Color: Deep dark green, opaque
Aroma: Deep green aroma
Flavor: Bitter and astringent flavors
Aftertaste: Raw and spicy green
Water temperature: 75°C (167°F)
Suggested tea: Gyokuro Konacha

Kamairicha

Kamairicha

Kamairicha is unique as it is the only Japanese green tea that does not go through the steaming process but still is still considered to be green tea. The leaves of kamairicha are roasted in the roasting kettle instead of steamed to stop the fermentation. If you are looking for an aromatic tea, kamairicha, with its deep roasted aroma, is the best choice.
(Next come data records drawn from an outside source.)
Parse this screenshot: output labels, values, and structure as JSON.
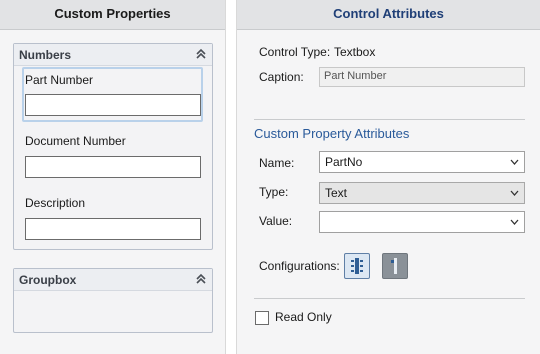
{
  "left_panel": {
    "title": "Custom Properties",
    "groups": [
      {
        "title": "Numbers",
        "fields": [
          {
            "label": "Part Number",
            "value": ""
          },
          {
            "label": "Document Number",
            "value": ""
          },
          {
            "label": "Description",
            "value": ""
          }
        ]
      },
      {
        "title": "Groupbox"
      }
    ]
  },
  "right_panel": {
    "title": "Control Attributes",
    "control_type_label": "Control Type:",
    "control_type_value": "Textbox",
    "caption_label": "Caption:",
    "caption_value": "Part Number",
    "section_title": "Custom Property Attributes",
    "name_label": "Name:",
    "name_value": "PartNo",
    "type_label": "Type:",
    "type_value": "Text",
    "value_label": "Value:",
    "value_value": "",
    "configurations_label": "Configurations:",
    "read_only_label": "Read Only",
    "read_only_checked": false
  },
  "colors": {
    "right_title": "#1f3f77",
    "section_title": "#2a5a9a",
    "selection_frame": "#b9d1ea"
  }
}
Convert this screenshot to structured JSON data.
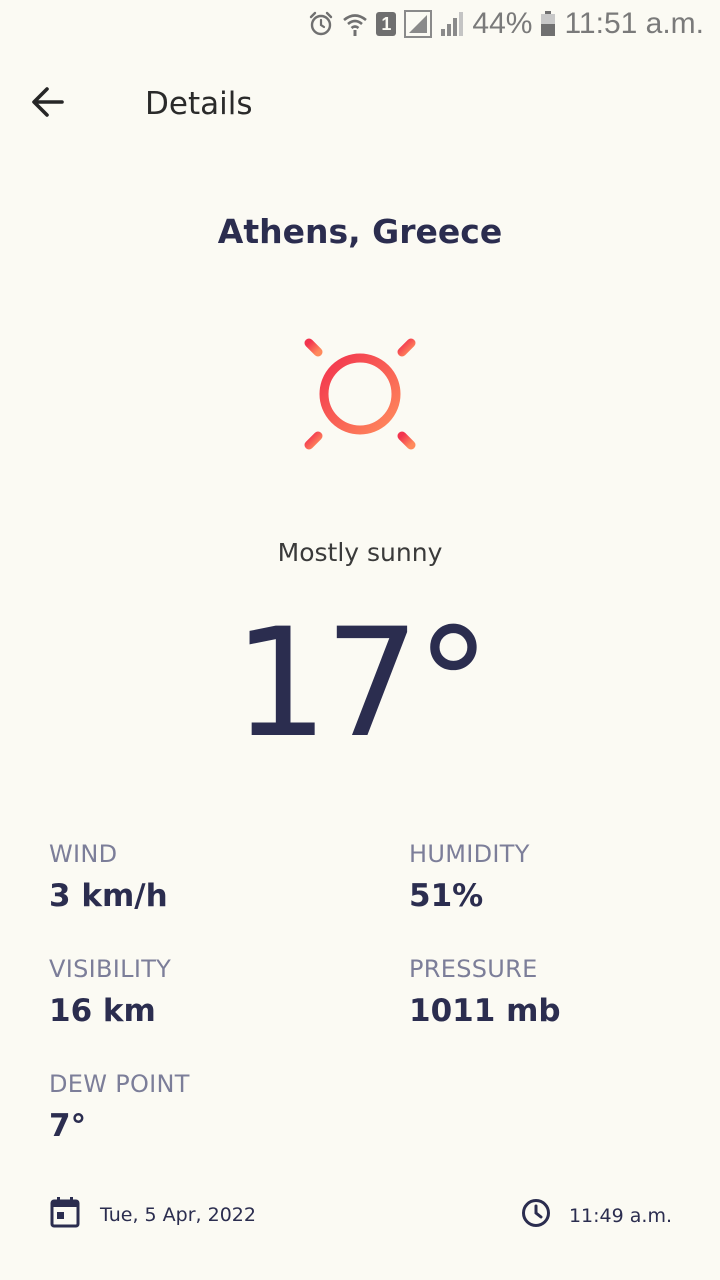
{
  "status_bar": {
    "battery_percent": "44%",
    "time": "11:51 a.m.",
    "sim_slot": "1",
    "icons": [
      "alarm-icon",
      "wifi-icon",
      "sim-icon",
      "signal-icon",
      "signal-icon",
      "battery-icon"
    ]
  },
  "appbar": {
    "title": "Details",
    "back_icon": "arrow-back-icon"
  },
  "weather": {
    "location": "Athens, Greece",
    "condition": "Mostly sunny",
    "temperature": "17°",
    "icon": "sun-icon"
  },
  "stats": {
    "wind": {
      "label": "WIND",
      "value": "3 km/h"
    },
    "humidity": {
      "label": "HUMIDITY",
      "value": "51%"
    },
    "visibility": {
      "label": "VISIBILITY",
      "value": "16 km"
    },
    "pressure": {
      "label": "PRESSURE",
      "value": "1011 mb"
    },
    "dew_point": {
      "label": "DEW POINT",
      "value": "7°"
    }
  },
  "footer": {
    "date": "Tue, 5 Apr, 2022",
    "time": "11:49 a.m.",
    "date_icon": "calendar-icon",
    "time_icon": "clock-icon"
  },
  "colors": {
    "background": "#fbfaf3",
    "primary_text": "#2b2d4f",
    "label_text": "#7c7e99",
    "sun_gradient_start": "#f2344e",
    "sun_gradient_end": "#ff8a5c"
  }
}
Color: Clear, pale yellow
Aroma: Distinctly deep aroma of a roasting kettle
Flavor: Uncomplicated
Aftertaste: Roasted almond with a hint of cocoa
Water temperature: 85°C (185°F)
Suggested tea: Ureshino Kamairicha

Genmaicha
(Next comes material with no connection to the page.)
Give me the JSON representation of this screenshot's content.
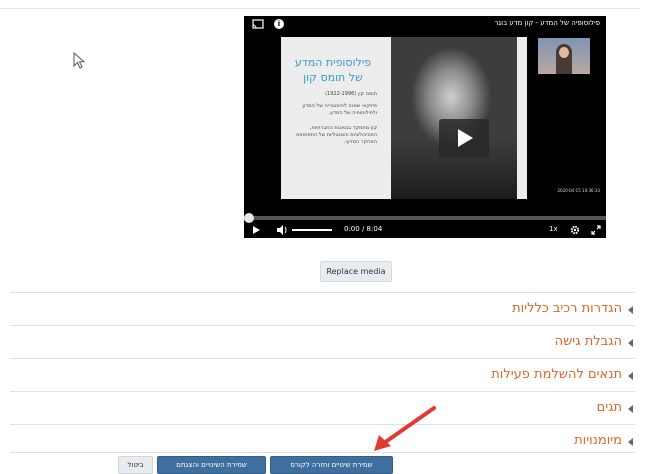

Genmaicha

Genmaicha is a unique blend of green tea and roasted brown rice. (The standard proportion is usually half and half, but is sometimes mixed in different ratios.) If you like the flavor of Japanese rice crackers, you may also enjoy the flavor of this tea greatly.
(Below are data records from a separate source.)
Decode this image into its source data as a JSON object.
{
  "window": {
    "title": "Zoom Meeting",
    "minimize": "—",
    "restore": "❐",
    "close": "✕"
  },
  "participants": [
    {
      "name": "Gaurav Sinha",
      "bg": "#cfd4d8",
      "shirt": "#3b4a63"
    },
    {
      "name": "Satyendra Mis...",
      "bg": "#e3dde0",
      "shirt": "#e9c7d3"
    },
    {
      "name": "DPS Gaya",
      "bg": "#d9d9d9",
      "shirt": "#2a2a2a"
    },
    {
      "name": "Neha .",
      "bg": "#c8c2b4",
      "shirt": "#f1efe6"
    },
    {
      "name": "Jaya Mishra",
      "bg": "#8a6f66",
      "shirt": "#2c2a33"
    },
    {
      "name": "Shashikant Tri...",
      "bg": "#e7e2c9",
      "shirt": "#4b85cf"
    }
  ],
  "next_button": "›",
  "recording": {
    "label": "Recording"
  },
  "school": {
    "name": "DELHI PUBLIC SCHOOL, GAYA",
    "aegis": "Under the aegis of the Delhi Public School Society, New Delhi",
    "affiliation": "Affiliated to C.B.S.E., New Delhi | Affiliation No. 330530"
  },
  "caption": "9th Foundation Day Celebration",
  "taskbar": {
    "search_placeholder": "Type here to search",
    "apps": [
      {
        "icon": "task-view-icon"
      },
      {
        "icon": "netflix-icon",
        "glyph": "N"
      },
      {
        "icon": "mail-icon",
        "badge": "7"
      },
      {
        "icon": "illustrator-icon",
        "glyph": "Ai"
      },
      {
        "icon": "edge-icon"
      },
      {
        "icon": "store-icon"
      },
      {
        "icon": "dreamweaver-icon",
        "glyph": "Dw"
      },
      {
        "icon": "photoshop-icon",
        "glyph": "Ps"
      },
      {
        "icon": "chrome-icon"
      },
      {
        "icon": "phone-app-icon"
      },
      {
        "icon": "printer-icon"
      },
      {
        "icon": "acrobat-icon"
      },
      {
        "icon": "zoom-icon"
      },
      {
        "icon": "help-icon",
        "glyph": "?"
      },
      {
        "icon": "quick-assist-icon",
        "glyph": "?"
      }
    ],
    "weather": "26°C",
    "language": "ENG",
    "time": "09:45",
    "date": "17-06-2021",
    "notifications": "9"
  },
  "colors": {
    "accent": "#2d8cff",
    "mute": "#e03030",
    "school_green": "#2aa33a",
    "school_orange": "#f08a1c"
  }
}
Color: Pale yellow green
Aroma: Deep aroma of roasted brown rice
Flavor: Refreshing
Aftertaste: Pleasant roasted
Water temperature: 85°C (185°F)
Suggested tea: Sencha Genmaicha

Hojicha

Hojicha

Hojicha is the only green tea introduced here that is not actually green when it is steeped. This is because the tea leaves are roasted until no moisture is left in the leaves, resulting in a brown color. Because of the lower caffeine and catechin content found in hojicha, which makes it easier on the stomach, this tea is a perfect choice for children and elderly tea drinkers.

Color: Bright, transparent brown
Aroma: Deep roasted aroma
Flavor: Light and uncomplicated
Aftertaste: Subtle green tea
Water temperature: 95°C (203°F)
Suggested tea: Organic Hojicha

We hope this guide has helped you along your way to choosing the right Japanese green taste based on your color, aroma and flavor preferences. If you would like to know more about the variety of high quality Japanese teas sold by Sazen Tea, we invite you to contact us with your questions.

You May Also Like

Introducing Uji matcha to the world

Introducing Uji matcha to the world

Quality, reliability and long history - why you choose branded Uji matcha. Read the state of the owner of Sazen Tea about how we interpret matcha tea at our company ...

Welcome to the World of Raku Tea Bowls

Welcome to the World of Raku Tea Bowls

Rakuchawan is not an ordinary tea bowl but is a luxury tea bowl for the sheer pleasure of drinking Matcha tea. Drinking Uji Matcha tea from such Rakuchawan is a luxurious time for you. ...

How to Brew Gyokuro Tea: A Delicate Indulgence

How to Brew Gyokuro Tea: A Delicate Indulgence

Gyokuro tea demands both attention and patience when brewing, but its deep umami flavor is a worthy reward. Find out how to make a perfect cup in 6 steps. ...

Go to top